It's important to tightly control expenses, such as payroll or supply chain, relative to growth.
An operations plan will also make it easier to determine if there is room to optimize your operations or supply chain via automation, new technology or superior supply chain vendors.
Small businesses frequently undervalue their assets, such as machinery, property or inventory, and fail to properly account for outstanding bills.
Your balance sheet, or financial position, offers a more complete view of your business's health than a profit and loss statement or a cash flow report.
A full expense plan includes regular expenses, expected future expenses and associated expenses.
Regular expenses are the current ongoing costs of your business, including operational costs like rent, utilities and payroll.
Projecting cash flow for the full year allows you to get ahead of any financial struggles or challenges.
It can also help you identify a cash flow problem before it negatively impacts your business.
You can find templates for these financial plan components via the SBA or SCORE.

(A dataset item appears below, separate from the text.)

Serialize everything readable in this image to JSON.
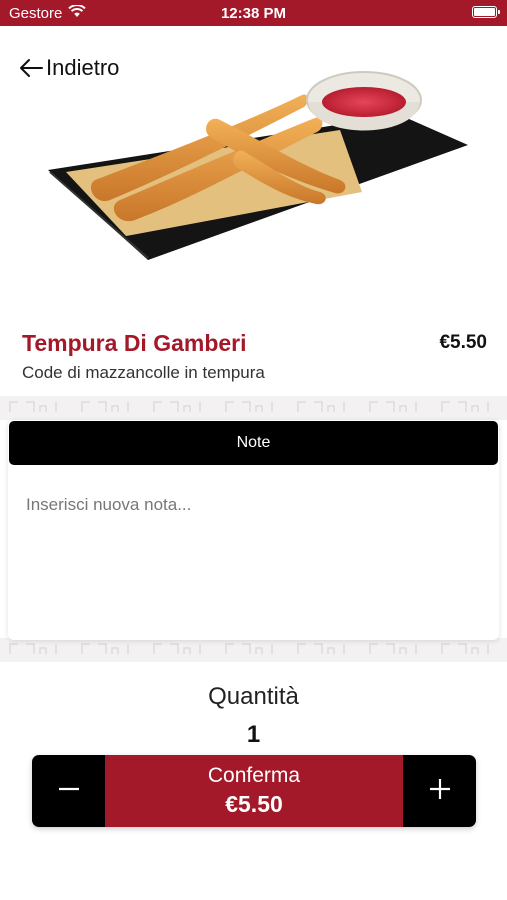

You should have an estimate of your sales revenue for every month, quarter and year.